The state seized the assets of Ajax, which owns Taco Tico, and closed 10 of the restaurants in Wichita, Derby, Dodge City, Arkansas City and Topeka on Monday for failure to pay almost $435,000 in taxes.

“We have been in discussion with the Department of Revenue, and we have reached an agreement that will allow for (the Taco Ticos) to reopen,” says Bill Zimmerman, who is owner Mohmood Karim’s attorney.

Zimmerman says Karim may be back in the buildings as early as today.

“Physically, how soon the stores can be up and running, I don’t know,” he says.

Zimmerman says part of the company’s problem in getting behind on taxes and other bills was underperforming stores.
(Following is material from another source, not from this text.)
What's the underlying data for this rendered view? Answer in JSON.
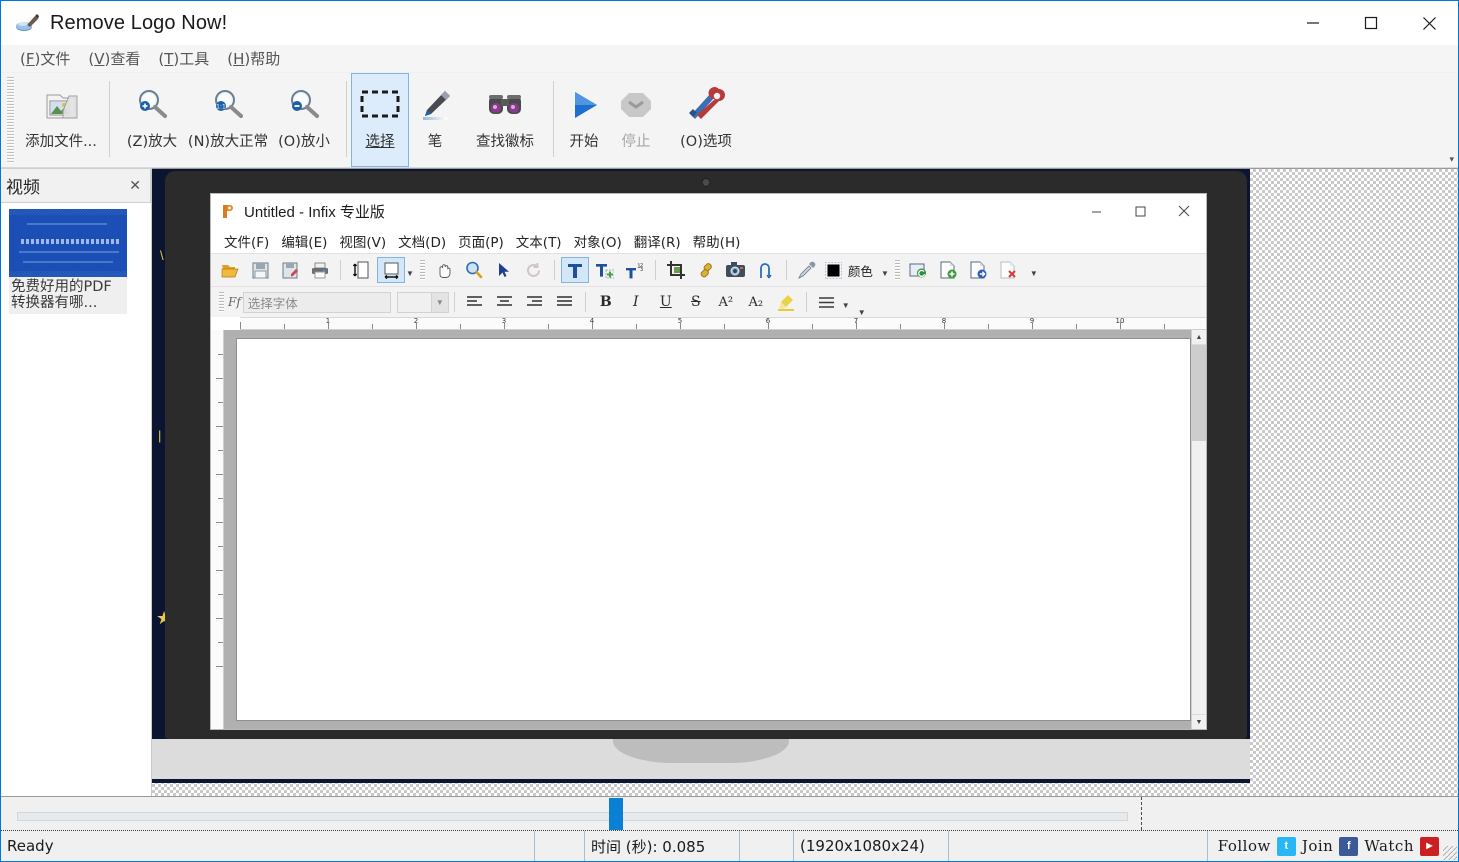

“They had some stores that simply weren’t making money,” he says. “Not all the stores will reopen, I know that. … But I don’t know which ones specifically yet.”

Zimmerman says the company owes some suppliers money as well but that taxes are the main issue for Ajax and Karim.

“They’re hopeful that they can make money with the stores that stay open … and pay the debts under the reorganization.”

State closes 10 Taco Ticos; owner may declare Chapter 11 to try to reopen

UPDATED — At 10 a.m. March 4, the state seized the assets of Ajax International Group, which owns Taco Tico, and closed 10 of the restaurants.

“This is for nonpayment of retail state sales tax,” says Jeannine Koranda, spokeswoman for the state Department of Revenue. “With that, they seized multiple sites.”

Koranda says there are two warrants against the company.

One, for June through September of 2011, is for $73,315.94. The other, for October 2011 through October 2012, is for $361,623.29.

Owner Mohmood Karim referred calls to his attorney, Bill Zimmerman. Zimmerman says the two most likely options for Karim are to either get on a payment plan or declare Chapter 11 bankruptcy.

“We will do our best to try to get them reopened tomorrow,” Zimmerman says. “Chapter 11 is probably the most straightforward way.”

The seizure included six Wichita Taco Ticos, one in Derby, one in Arkansas City, one in Dodge City and one in Topeka.

“This is the last in a long series of steps that are taken,” Koranda says of the state shutting down a business.

“We always work with the businesses in question,” she says. “If they can go onto a payment plan or work out an arrangement, they will be allowed to reopen.”

Zimmerman says he’s not sure why Karim wasn’t already on a payment plan.

“I know there were a lot of discussions,” he says. “Obviously, the taxes are serious and need to be dealt with.”

The Augusta, Newton and El Dorado Taco Ticos are not corporate restaurants and are still open.

Zimmerman isn’t sure how quickly Karim’s restaurants will be able to reopen.

“We’re certainly going to try to expedite it,” he says. “If they’re out of business, it becomes very difficult to pay the taxes, obviously.”